There was no time to breathe and absorb the story’s twists and turns, completely ignoring the fact that Amplitude needed an editor more than a suburban housewife needs a mimosa with her brunch special. Comparing it directly to its predecessor, I can say that Amplitude at least worked to make its characters slightly more sympathetic and nuanced than Freak-quency did, but made the calamitous mistake of assuming that more character development was also license to add more shoddily cobbled together plot, effectively cancelling out any net improvements to the series.

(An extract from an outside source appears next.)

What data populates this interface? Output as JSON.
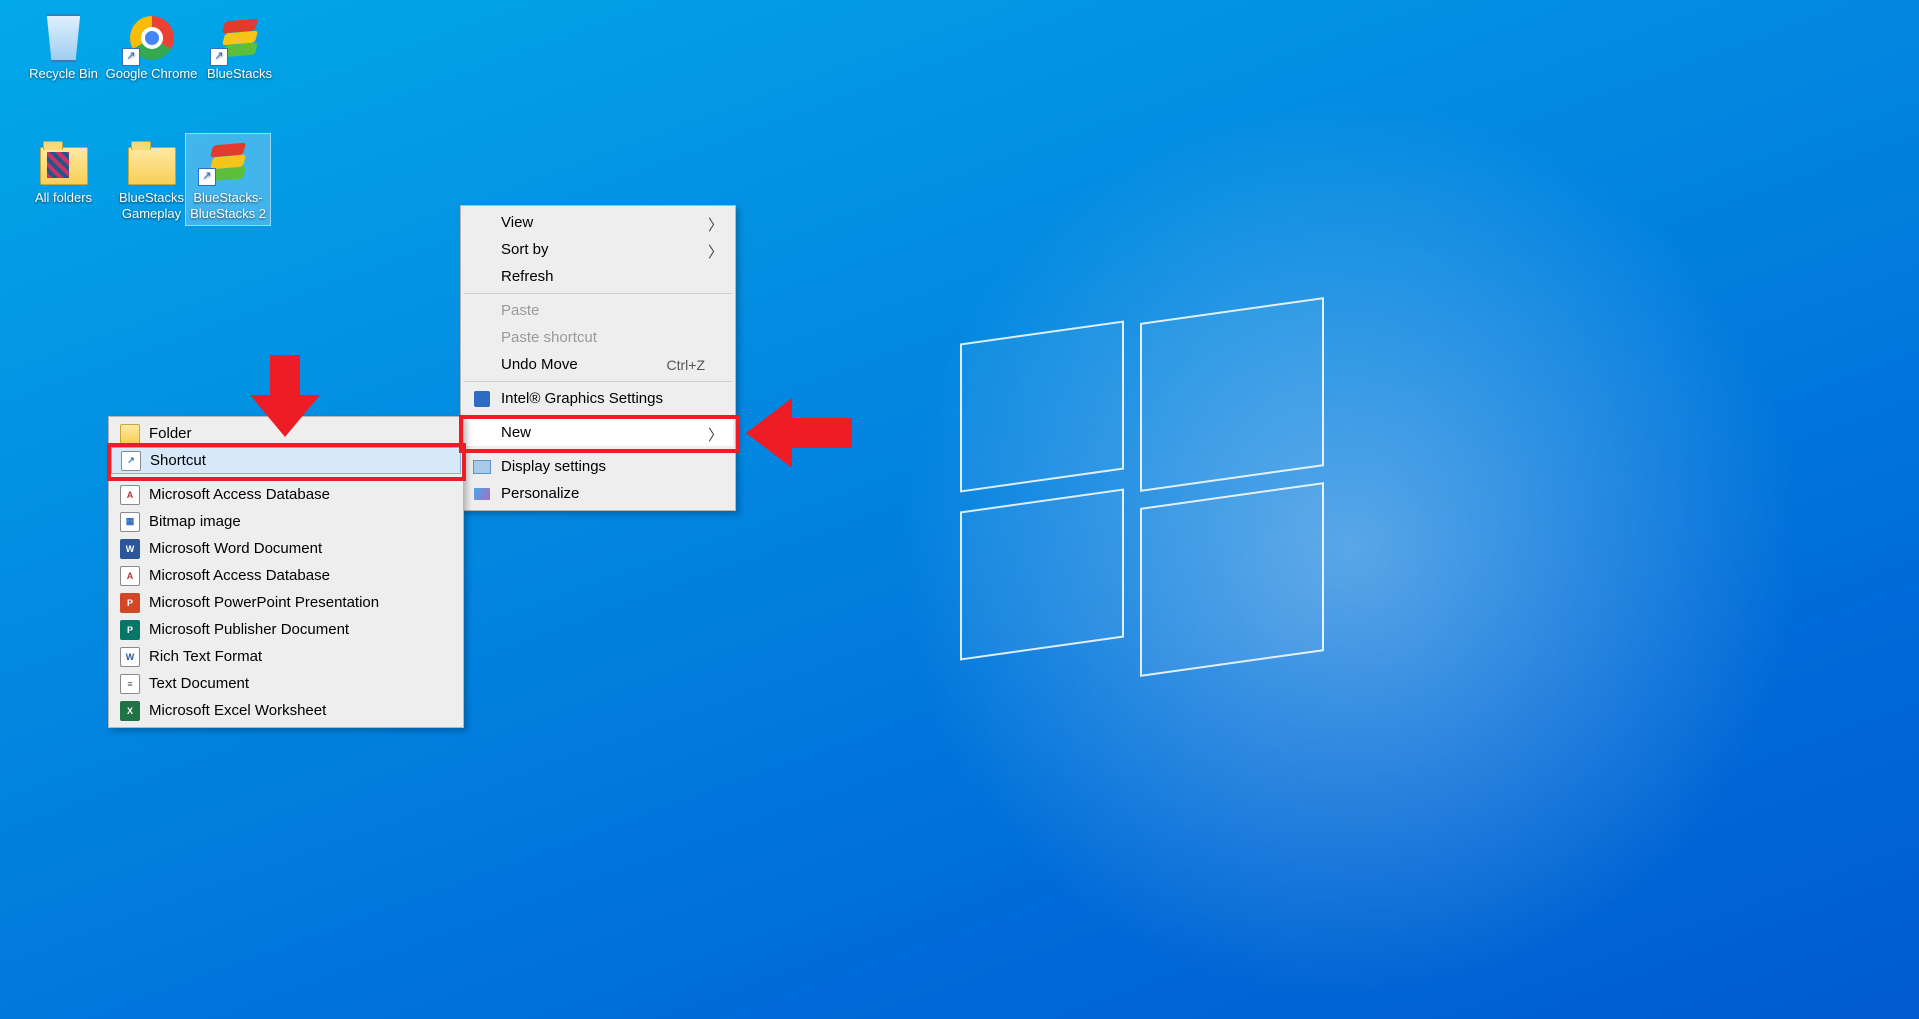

What really kills me is how much I enjoyed the time management elements of Freak-quency compared to Amplitude. Maybe Freak-quency sometimes rushed through moments of growth or world-building, but at least I was given time to wander around town and process while developing Sonnya as a person. My relationships took effort, and my abilities were cultivated slowly but surely. Amplitude’s ultra-condensed time frame meant I was constantly bouncing from mandatory task to major plot point to a date with my chosen romance option, with absolutely no room for error. No part of Amplitude was enjoyable to me as a player. This wasn’t fun, it was stressful and practically mandated save-scumming my first few playthroughs until I broke down and used a guide to optimize my endings. Somehow they stripped away the most enjoyable parts of the game in exchange for scenes I will never read and characters I will never bond with because I do not have the time for them. Good god, it’s like being a dad of three small children at a buffet on Sunday and desperately trying to pile food on their plates with satisfactory variety and speed before the church rush hits.

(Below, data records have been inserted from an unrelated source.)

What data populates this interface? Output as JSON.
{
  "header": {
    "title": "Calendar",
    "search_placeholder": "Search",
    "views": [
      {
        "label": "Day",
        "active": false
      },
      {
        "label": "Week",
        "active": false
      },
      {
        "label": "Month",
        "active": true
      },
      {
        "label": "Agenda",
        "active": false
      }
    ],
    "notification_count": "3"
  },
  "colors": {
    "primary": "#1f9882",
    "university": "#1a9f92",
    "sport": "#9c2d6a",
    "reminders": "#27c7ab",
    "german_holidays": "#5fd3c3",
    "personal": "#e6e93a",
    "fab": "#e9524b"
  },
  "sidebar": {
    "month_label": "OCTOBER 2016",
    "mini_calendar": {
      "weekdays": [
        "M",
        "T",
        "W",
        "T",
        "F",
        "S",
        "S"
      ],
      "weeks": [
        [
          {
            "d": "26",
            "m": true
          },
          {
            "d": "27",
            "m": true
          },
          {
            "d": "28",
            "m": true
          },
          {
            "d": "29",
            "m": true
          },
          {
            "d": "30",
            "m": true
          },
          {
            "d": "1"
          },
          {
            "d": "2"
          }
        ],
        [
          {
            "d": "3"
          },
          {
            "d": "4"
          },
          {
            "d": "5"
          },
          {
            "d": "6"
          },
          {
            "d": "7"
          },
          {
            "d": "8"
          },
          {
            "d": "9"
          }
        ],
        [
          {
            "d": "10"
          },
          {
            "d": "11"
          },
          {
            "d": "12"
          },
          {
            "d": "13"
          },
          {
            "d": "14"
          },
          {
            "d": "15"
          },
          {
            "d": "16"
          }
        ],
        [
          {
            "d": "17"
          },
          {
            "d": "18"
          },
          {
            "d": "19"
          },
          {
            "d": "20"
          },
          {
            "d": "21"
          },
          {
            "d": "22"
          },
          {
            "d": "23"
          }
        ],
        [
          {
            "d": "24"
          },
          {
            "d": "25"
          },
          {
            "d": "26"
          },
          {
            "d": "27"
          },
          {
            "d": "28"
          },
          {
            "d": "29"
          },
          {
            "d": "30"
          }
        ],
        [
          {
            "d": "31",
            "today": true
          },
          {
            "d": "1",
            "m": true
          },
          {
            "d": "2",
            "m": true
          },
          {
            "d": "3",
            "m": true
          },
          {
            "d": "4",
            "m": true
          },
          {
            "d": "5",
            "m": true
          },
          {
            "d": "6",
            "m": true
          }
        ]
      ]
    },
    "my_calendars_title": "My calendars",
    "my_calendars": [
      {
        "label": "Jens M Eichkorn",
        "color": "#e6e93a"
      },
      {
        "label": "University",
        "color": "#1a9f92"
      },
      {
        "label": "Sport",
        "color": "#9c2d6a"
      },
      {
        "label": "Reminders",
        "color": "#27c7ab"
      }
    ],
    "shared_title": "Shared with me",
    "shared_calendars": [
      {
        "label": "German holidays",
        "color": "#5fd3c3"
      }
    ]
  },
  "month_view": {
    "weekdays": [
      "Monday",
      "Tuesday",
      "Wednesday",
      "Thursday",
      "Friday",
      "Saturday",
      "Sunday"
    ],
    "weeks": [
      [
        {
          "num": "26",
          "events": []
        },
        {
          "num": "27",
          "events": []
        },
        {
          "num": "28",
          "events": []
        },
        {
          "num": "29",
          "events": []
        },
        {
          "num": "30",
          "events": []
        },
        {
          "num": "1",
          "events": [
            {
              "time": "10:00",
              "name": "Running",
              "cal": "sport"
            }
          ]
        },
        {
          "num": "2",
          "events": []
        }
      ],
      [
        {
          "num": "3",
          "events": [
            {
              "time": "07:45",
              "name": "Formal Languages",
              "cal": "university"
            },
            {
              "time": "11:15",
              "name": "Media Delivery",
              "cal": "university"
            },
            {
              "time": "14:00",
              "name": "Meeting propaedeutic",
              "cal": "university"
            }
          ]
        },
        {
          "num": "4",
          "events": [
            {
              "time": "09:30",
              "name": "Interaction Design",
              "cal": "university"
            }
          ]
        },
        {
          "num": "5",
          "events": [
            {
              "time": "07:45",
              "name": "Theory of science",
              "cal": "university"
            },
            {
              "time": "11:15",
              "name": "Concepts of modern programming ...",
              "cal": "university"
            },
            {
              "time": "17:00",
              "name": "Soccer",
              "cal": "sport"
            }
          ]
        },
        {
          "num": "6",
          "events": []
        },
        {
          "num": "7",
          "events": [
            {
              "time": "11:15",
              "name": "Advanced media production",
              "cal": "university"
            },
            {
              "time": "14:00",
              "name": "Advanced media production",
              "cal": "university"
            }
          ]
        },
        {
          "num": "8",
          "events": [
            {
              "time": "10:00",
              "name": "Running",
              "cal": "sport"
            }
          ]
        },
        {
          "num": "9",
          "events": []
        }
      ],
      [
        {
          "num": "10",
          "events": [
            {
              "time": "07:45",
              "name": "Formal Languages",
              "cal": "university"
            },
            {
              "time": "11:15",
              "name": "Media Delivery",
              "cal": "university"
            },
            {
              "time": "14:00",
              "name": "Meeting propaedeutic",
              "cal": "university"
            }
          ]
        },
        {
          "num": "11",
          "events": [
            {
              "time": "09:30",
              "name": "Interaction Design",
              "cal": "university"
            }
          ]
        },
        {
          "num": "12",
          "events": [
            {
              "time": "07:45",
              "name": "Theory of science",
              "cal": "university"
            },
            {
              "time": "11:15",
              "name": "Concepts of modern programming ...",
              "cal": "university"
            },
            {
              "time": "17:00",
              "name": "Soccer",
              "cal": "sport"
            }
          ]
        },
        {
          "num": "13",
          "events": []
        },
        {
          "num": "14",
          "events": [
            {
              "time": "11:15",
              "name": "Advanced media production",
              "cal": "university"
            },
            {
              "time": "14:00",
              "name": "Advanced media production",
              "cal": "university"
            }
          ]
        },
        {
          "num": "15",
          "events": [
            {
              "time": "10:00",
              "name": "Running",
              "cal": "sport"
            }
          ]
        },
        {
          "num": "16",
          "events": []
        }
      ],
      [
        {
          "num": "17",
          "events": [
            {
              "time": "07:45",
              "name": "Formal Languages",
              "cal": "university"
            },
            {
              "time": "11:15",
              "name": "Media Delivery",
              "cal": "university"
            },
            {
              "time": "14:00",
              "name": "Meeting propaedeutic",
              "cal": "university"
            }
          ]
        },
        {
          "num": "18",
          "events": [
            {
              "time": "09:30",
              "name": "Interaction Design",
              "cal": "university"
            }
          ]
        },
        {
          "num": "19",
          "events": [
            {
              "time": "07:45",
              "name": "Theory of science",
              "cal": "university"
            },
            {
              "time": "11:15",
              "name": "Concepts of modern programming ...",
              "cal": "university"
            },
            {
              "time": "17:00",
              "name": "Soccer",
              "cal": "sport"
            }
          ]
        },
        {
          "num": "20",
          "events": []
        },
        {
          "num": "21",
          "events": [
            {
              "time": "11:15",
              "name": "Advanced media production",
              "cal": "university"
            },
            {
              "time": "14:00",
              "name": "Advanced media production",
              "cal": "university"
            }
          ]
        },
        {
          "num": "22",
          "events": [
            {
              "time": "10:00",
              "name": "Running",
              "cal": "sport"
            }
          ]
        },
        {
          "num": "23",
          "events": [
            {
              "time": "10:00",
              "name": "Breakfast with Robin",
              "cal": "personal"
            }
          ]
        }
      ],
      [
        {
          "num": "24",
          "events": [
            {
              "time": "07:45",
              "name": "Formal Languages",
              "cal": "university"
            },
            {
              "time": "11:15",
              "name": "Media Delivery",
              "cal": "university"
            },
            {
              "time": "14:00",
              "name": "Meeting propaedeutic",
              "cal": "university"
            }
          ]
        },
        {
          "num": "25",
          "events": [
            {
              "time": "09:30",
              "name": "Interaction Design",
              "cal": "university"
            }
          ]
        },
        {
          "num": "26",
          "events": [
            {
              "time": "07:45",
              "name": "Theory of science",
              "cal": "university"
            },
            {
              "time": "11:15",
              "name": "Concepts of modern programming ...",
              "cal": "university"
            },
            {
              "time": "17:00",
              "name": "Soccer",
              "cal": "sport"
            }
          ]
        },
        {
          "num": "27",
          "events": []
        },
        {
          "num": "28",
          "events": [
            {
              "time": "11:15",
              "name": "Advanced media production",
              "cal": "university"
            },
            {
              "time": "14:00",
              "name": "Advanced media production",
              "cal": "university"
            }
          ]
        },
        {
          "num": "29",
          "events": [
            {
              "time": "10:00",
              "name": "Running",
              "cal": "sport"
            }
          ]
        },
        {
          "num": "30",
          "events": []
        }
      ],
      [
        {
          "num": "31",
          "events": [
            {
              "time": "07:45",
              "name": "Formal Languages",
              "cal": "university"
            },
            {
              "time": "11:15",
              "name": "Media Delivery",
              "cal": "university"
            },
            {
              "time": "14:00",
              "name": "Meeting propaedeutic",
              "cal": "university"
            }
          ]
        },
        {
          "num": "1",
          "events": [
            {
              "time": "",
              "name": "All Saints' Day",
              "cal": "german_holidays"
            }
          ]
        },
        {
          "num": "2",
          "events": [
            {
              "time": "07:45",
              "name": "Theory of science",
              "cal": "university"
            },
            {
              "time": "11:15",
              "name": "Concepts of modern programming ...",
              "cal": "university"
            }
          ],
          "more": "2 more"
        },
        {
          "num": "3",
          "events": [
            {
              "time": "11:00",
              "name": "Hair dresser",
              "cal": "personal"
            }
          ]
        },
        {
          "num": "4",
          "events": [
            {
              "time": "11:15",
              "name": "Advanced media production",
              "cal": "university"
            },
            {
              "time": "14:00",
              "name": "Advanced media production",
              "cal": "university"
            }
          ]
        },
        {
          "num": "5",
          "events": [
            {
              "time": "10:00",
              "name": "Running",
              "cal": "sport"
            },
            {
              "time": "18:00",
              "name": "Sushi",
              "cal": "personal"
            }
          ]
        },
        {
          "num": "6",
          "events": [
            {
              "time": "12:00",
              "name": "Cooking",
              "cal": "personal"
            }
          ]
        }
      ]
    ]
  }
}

I wanted to like Amplitude. I wanted to praise the VN for better art, better music (even if the voice acting still cut in and out worse than a plot-relevant phone call in a cheap action movie) and more character development. But the execution is rushed, the morality of your supposed allies is questionable at best (one friend has the power to turn people into sentient mochi and not only did that to you, but allowed a dog to eat and digest you thereafter), the twists are moronic and inexplicable, and it’s just not fun. Oh, and this is all besides how desperate the VN is for you to know about Freak-quency, via frequent references to Freak-quency books, comics and human/freak hybrids that are just canonical parts of the world now. This is particularly embarrassing once you consider that Freak-quency was available for free and was better executed than Amplitude, which you have to pay for.
Amplitude is available on Steam, but there are far better options out there. Maybe the third time will be the charm for Ceylon Entertainment, but I’m not holding my breath.